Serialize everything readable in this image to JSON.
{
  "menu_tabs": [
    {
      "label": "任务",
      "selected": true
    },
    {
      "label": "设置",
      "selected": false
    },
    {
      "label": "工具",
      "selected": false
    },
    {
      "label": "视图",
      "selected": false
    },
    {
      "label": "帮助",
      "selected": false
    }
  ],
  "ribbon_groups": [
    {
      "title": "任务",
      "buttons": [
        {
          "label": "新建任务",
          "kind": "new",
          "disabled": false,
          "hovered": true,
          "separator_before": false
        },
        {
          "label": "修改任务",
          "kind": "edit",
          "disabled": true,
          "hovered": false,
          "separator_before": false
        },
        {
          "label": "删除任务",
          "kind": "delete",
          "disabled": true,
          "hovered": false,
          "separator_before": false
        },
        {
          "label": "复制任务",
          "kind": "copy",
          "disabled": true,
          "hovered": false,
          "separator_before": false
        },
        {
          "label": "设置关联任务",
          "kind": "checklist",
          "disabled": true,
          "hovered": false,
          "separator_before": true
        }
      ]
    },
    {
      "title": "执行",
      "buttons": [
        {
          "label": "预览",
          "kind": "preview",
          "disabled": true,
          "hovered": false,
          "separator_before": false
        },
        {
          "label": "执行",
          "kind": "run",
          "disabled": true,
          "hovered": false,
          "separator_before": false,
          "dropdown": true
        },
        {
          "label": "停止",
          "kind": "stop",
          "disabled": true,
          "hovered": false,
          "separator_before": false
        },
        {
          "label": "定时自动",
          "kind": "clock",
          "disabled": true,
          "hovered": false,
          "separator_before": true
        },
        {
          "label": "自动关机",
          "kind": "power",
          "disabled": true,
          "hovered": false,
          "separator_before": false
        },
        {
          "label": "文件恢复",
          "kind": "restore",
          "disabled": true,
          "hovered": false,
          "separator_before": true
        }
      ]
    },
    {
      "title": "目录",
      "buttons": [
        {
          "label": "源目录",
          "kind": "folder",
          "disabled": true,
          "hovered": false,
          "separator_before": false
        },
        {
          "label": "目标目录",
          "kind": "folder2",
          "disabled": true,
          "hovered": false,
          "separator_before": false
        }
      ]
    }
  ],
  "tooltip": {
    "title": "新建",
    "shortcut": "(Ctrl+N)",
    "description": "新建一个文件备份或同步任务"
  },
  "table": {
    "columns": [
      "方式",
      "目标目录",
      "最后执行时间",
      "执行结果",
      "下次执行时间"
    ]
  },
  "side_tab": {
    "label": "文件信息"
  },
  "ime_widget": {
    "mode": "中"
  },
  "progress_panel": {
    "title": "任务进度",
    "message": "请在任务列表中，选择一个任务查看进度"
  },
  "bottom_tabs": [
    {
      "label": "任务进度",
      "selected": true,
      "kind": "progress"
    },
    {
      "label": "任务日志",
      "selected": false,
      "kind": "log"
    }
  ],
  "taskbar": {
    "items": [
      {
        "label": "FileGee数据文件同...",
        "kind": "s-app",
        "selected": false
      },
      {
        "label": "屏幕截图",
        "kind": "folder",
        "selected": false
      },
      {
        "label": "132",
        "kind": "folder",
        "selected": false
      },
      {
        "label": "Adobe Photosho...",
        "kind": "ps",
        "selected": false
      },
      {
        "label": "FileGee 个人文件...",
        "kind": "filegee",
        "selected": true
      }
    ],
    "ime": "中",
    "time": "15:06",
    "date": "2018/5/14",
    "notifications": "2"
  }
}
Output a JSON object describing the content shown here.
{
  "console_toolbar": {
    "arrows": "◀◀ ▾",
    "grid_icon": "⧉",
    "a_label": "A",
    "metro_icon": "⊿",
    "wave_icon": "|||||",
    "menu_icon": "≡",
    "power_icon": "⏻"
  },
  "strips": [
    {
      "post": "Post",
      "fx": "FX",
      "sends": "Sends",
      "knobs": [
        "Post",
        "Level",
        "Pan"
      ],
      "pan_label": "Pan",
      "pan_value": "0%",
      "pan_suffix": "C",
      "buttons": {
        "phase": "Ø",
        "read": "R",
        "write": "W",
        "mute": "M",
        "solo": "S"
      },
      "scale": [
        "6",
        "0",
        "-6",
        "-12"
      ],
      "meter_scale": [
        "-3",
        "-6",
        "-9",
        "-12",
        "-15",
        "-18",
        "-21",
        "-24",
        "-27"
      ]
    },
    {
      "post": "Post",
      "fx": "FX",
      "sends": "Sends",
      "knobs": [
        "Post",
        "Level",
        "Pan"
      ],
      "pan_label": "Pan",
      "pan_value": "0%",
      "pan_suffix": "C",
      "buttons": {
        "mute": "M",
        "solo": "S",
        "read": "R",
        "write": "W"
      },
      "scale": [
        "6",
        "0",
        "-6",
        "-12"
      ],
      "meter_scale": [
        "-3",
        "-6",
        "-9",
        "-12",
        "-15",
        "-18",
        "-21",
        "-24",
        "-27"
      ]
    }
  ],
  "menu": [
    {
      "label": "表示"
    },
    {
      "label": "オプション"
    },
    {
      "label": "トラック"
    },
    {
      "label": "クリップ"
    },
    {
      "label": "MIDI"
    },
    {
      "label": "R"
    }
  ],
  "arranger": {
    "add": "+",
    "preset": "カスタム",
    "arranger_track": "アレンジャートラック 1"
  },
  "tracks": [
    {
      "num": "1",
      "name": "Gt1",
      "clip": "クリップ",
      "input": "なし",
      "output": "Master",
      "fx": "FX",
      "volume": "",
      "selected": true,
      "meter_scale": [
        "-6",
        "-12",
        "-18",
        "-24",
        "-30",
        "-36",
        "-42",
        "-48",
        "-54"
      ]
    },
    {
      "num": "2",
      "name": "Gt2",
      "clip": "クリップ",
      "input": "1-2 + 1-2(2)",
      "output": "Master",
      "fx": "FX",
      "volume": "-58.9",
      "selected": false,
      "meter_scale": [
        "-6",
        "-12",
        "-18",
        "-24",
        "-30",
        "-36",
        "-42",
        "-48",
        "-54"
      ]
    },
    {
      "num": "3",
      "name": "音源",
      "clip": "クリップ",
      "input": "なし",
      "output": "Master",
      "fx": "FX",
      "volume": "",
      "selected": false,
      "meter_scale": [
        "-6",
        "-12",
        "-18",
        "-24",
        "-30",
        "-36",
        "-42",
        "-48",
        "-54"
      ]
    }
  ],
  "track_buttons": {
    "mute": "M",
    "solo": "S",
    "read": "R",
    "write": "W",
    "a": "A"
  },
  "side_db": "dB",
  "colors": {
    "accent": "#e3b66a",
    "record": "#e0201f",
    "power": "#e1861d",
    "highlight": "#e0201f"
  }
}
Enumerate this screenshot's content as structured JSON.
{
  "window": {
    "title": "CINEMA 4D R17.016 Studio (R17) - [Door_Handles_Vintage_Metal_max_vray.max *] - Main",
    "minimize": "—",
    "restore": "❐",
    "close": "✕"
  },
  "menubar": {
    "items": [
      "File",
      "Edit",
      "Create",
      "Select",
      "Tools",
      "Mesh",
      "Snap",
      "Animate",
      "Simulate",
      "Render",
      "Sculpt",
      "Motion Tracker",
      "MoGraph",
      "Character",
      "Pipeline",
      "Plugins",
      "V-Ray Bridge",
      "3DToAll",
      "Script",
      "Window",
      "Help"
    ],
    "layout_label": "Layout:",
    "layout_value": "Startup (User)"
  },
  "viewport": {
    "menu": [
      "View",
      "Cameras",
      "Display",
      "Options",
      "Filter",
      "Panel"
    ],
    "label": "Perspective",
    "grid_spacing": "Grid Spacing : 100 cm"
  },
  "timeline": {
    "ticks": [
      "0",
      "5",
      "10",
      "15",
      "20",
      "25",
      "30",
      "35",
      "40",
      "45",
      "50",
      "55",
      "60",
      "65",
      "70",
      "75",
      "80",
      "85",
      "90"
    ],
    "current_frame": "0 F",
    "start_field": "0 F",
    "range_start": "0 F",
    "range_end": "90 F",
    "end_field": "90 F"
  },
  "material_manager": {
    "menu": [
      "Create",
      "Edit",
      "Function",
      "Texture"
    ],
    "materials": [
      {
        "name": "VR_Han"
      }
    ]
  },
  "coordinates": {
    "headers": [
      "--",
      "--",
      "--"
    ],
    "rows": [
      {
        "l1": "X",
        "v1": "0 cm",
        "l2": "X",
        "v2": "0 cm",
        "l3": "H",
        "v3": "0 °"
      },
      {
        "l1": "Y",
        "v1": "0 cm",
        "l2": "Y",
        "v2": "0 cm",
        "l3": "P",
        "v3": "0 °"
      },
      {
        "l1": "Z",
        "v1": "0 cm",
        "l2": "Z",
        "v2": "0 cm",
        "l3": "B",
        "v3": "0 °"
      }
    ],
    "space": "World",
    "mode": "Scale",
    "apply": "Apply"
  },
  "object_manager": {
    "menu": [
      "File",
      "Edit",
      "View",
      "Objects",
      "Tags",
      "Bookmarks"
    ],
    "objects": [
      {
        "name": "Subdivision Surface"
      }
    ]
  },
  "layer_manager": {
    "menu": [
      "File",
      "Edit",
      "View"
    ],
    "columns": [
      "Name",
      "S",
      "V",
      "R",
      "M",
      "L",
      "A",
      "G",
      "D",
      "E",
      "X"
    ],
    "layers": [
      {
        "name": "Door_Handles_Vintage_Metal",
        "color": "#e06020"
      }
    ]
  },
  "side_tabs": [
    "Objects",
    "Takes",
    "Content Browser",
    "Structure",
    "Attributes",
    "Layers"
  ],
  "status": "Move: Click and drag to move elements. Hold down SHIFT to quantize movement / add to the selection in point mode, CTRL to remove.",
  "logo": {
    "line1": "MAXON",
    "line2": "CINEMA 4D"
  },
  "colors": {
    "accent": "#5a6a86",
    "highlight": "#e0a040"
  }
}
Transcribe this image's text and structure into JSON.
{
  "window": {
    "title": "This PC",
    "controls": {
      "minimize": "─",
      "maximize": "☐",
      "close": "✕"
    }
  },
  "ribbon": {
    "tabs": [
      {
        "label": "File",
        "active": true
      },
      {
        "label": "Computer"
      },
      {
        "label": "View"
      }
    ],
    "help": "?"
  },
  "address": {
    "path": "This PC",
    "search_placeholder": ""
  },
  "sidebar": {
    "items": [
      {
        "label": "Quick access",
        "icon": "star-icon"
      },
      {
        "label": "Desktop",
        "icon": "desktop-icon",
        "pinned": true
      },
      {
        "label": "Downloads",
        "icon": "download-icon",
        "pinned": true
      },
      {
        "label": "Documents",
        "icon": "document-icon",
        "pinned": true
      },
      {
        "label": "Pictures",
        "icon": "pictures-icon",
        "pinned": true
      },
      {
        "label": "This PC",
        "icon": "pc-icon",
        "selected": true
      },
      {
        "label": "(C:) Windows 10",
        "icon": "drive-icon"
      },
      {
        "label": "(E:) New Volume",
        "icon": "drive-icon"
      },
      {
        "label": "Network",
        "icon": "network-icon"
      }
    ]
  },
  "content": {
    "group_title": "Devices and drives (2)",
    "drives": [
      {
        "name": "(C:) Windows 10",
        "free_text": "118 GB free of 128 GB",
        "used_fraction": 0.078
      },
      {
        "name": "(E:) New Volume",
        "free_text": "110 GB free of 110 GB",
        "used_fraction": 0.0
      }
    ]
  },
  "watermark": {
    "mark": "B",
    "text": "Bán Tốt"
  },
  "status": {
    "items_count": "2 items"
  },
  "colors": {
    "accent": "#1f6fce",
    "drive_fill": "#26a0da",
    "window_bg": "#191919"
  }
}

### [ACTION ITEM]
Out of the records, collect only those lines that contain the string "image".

### [RESULT]
Serialize everything readable in this image to JSON.
Transcribe this image's text and structure into JSON.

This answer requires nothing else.